◆ Assignment:
How many lines of the records below contain the word "author"? Answer with the number alone.

◆ Input records:
::::::::

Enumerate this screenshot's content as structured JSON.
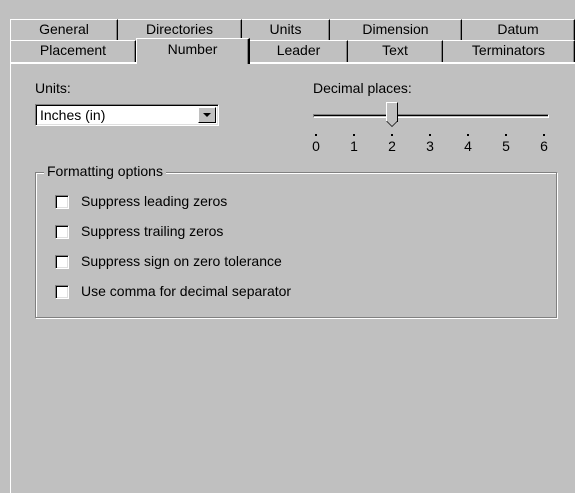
{
  "tabs": {
    "back_row": [
      "General",
      "Directories",
      "Units",
      "Dimension",
      "Datum"
    ],
    "front_row": [
      "Placement",
      "Number",
      "Leader",
      "Text",
      "Terminators"
    ],
    "selected": "Number"
  },
  "units": {
    "label": "Units:",
    "value": "Inches (in)"
  },
  "decimal_places": {
    "label": "Decimal places:",
    "min": 0,
    "max": 6,
    "value": 2,
    "tick_labels": [
      "0",
      "1",
      "2",
      "3",
      "4",
      "5",
      "6"
    ]
  },
  "formatting": {
    "title": "Formatting options",
    "options": [
      {
        "label": "Suppress leading zeros",
        "checked": false
      },
      {
        "label": "Suppress trailing zeros",
        "checked": false
      },
      {
        "label": "Suppress sign on zero tolerance",
        "checked": false
      },
      {
        "label": "Use comma for decimal separator",
        "checked": false
      }
    ]
  }
}
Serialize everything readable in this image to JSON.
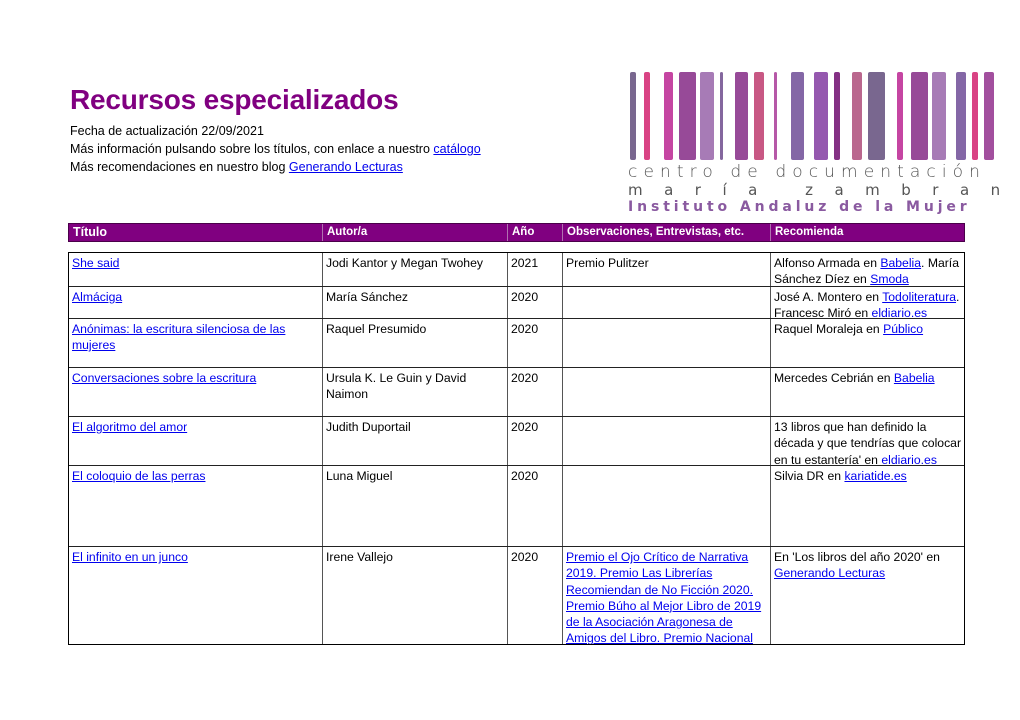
{
  "header": {
    "title": "Recursos especializados",
    "update_line": "Fecha de actualización 22/09/2021",
    "info_prefix": "Más información pulsando sobre los títulos, con enlace a nuestro ",
    "info_link": "catálogo",
    "blog_prefix": "Más recomendaciones en nuestro blog ",
    "blog_link": "Generando Lecturas"
  },
  "logo": {
    "line1": "centro de documentación",
    "line2": "maría zambrano",
    "line3": "Instituto Andaluz de la Mujer",
    "bar_colors": [
      "#6e5a86",
      "#d6337a",
      "#c0359a",
      "#8e3b8f",
      "#a070b0",
      "#7a5a96",
      "#8e3b8f",
      "#c34a7a",
      "#b04aa0",
      "#7a5a9e",
      "#8c4aa8",
      "#7a1e7a",
      "#b45a84",
      "#6e5a86",
      "#c0359a",
      "#8e3b8f",
      "#a070b0",
      "#7a5a9e",
      "#d6337a",
      "#9a4096"
    ],
    "accent": "#800080"
  },
  "table": {
    "columns": [
      "Título",
      "Autor/a",
      "Año",
      "Observaciones, Entrevistas, etc.",
      "Recomienda"
    ],
    "rows": [
      {
        "title": "She said",
        "author": "Jodi Kantor y Megan Twohey",
        "year": "2021",
        "observations": [
          {
            "text": "Premio Pulitzer",
            "link": false
          }
        ],
        "recommends": [
          {
            "text": "Alfonso Armada en ",
            "link": false
          },
          {
            "text": "Babelia",
            "link": true
          },
          {
            "text": ". María Sánchez Díez en ",
            "link": false
          },
          {
            "text": "Smoda ",
            "link": true
          }
        ]
      },
      {
        "title": "Almáciga",
        "author": "María Sánchez",
        "year": "2020",
        "observations": [],
        "recommends": [
          {
            "text": "José A. Montero en ",
            "link": false
          },
          {
            "text": "Todoliteratura",
            "link": true
          },
          {
            "text": ". Francesc Miró en",
            "link": false
          },
          {
            "text": " eldiario.es",
            "link": true
          }
        ]
      },
      {
        "title": "Anónimas: la escritura silenciosa de las mujeres",
        "author": "Raquel Presumido",
        "year": "2020",
        "observations": [],
        "recommends": [
          {
            "text": "Raquel Moraleja en ",
            "link": false
          },
          {
            "text": "Público",
            "link": true
          }
        ]
      },
      {
        "title": "Conversaciones sobre la escritura ",
        "author": "Ursula K. Le Guin y David Naimon",
        "year": "2020",
        "observations": [],
        "recommends": [
          {
            "text": "Mercedes Cebrián en ",
            "link": false
          },
          {
            "text": "Babelia",
            "link": true
          }
        ]
      },
      {
        "title": "El algoritmo del amor",
        "author": "Judith Duportail",
        "year": "2020",
        "observations": [],
        "recommends": [
          {
            "text": "13 libros que han definido la década y que tendrías que colocar en tu estantería' en ",
            "link": false
          },
          {
            "text": "eldiario.es ",
            "link": true
          }
        ]
      },
      {
        "title": "El coloquio de las perras",
        "author": "Luna Miguel",
        "year": "2020",
        "observations": [],
        "recommends": [
          {
            "text": "Silvia DR en ",
            "link": false
          },
          {
            "text": "kariatide.es",
            "link": true
          }
        ]
      },
      {
        "title": "El infinito en un junco",
        "author": "Irene  Vallejo",
        "year": "2020",
        "observations": [
          {
            "text": "Premio el Ojo Crítico de Narrativa 2019. Premio Las Librerías Recomiendan de No Ficción 2020. Premio Búho al Mejor Libro de 2019 de la Asociación Aragonesa de Amigos del Libro. Premio Nacional ",
            "link": true
          }
        ],
        "recommends": [
          {
            "text": "En 'Los libros del año 2020' en ",
            "link": false
          },
          {
            "text": "Generando Lecturas",
            "link": true
          }
        ]
      }
    ]
  }
}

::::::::

◆ Exercise solution:
7